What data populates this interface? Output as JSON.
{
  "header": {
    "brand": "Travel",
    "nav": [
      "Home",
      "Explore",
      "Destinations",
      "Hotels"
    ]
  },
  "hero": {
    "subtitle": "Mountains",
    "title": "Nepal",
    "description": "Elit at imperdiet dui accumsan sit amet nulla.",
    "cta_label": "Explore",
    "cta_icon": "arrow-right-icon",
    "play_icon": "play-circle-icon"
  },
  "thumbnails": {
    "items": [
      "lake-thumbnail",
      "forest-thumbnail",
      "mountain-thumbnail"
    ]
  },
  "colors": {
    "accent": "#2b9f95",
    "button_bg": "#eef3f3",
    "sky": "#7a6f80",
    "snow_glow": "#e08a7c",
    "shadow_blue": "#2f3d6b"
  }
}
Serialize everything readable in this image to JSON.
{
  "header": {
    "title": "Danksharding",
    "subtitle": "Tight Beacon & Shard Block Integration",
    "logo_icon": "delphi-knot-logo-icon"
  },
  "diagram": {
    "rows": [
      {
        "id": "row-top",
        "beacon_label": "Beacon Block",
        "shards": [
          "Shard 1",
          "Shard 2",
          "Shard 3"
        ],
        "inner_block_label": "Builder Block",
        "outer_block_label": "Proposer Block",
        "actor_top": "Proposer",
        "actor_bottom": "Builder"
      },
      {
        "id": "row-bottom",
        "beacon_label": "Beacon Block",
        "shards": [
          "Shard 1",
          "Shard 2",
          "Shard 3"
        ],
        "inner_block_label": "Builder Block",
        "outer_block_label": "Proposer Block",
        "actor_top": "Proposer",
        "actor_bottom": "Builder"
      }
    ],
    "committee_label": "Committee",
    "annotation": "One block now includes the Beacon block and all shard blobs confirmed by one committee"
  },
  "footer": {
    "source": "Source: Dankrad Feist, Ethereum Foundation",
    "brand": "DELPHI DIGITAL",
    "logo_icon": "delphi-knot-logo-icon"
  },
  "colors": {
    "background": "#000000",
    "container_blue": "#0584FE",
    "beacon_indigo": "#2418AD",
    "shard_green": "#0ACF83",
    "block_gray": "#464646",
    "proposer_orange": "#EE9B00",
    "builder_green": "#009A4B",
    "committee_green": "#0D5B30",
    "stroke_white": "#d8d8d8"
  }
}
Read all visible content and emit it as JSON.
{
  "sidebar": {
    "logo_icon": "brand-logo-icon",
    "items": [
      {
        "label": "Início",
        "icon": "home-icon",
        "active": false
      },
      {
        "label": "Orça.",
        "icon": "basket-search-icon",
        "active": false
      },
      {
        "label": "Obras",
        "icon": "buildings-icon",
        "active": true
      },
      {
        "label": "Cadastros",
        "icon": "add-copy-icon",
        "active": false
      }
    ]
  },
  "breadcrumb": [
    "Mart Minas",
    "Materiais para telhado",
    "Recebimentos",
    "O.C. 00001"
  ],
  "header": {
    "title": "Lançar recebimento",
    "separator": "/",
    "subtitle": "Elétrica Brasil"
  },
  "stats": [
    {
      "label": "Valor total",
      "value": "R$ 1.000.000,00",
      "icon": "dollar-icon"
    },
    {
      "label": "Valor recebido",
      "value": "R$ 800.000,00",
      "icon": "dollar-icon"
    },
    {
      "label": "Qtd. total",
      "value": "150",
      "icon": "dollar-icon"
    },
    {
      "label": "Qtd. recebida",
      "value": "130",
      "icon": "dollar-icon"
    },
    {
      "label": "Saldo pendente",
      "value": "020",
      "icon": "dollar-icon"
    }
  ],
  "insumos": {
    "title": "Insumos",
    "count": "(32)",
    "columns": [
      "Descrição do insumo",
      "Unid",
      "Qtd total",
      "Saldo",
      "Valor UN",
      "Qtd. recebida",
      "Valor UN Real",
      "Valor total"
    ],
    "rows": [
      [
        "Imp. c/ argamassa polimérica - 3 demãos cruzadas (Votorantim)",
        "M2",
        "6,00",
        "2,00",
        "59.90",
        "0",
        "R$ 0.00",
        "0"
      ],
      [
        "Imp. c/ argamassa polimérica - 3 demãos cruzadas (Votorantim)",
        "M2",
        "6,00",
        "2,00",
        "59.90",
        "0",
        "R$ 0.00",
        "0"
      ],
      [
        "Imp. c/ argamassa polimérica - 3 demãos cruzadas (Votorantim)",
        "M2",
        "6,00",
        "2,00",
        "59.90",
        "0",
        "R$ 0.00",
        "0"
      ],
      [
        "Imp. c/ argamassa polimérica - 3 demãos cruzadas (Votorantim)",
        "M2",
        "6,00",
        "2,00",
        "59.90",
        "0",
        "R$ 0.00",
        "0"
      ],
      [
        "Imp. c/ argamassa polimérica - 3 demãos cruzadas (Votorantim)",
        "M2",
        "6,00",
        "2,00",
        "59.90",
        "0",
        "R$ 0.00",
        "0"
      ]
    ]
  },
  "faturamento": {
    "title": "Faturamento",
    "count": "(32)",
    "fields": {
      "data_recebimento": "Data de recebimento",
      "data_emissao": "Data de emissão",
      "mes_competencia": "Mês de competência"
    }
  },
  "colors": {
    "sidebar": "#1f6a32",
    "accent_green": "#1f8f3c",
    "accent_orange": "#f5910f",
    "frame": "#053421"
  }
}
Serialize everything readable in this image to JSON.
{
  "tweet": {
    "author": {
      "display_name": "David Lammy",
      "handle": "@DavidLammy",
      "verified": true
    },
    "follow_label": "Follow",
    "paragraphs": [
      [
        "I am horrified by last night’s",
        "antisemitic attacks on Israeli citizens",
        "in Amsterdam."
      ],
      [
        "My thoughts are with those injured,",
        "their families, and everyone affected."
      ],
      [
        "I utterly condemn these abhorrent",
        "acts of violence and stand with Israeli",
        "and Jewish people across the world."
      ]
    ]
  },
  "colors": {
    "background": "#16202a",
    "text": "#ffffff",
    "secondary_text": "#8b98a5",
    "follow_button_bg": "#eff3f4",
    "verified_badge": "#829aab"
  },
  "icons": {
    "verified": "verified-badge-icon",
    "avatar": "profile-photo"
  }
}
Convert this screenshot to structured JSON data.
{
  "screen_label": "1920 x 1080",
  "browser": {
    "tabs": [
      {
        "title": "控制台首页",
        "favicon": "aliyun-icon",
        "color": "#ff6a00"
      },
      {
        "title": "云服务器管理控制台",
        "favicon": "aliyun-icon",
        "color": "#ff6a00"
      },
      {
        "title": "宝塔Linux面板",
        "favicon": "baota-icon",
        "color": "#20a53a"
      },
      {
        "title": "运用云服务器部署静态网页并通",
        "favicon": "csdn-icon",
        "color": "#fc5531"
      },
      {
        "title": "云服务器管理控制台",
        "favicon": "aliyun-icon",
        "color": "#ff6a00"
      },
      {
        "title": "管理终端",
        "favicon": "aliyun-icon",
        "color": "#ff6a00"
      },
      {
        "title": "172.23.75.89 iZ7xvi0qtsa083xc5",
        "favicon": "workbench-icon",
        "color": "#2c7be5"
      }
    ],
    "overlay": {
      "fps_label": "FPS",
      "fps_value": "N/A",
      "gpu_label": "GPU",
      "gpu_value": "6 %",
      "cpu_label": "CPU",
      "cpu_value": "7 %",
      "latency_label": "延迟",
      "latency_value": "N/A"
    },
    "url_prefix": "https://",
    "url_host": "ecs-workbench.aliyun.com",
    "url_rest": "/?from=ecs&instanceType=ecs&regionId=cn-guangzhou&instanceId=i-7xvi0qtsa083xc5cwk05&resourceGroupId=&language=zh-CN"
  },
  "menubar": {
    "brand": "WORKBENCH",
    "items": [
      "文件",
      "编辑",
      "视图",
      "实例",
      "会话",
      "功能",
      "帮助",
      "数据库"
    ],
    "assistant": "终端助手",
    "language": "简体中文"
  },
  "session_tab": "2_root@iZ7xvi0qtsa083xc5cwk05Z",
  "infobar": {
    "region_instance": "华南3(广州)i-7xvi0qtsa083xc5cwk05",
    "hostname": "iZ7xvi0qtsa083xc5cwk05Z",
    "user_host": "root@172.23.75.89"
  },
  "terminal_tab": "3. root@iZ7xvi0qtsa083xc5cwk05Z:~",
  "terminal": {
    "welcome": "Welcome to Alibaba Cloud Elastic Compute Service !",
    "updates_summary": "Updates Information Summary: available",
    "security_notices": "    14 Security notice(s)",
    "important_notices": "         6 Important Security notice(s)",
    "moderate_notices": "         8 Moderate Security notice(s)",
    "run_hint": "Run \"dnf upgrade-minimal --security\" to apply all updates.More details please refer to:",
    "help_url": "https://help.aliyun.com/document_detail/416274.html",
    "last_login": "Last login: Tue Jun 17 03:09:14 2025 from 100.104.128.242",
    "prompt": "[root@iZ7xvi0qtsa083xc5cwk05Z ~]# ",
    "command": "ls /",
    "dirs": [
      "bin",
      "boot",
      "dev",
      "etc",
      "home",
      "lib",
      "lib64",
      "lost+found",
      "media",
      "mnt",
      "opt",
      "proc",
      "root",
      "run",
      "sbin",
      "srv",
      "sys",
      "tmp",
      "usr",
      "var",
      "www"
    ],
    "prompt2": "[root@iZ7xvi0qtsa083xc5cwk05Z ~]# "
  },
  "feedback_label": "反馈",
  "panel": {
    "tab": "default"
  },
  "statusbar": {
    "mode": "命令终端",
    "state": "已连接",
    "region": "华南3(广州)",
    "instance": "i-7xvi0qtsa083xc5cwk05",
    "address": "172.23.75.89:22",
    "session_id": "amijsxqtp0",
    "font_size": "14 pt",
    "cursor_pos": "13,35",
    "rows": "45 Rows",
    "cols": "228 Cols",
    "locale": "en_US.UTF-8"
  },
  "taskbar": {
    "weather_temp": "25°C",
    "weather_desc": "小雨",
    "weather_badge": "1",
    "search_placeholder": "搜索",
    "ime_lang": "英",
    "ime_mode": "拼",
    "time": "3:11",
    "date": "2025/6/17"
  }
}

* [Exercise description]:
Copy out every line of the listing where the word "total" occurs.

* [Reply]:
      "label": "Valor total",
      "label": "Qtd. total",
      "Qtd total",
      "Valor total"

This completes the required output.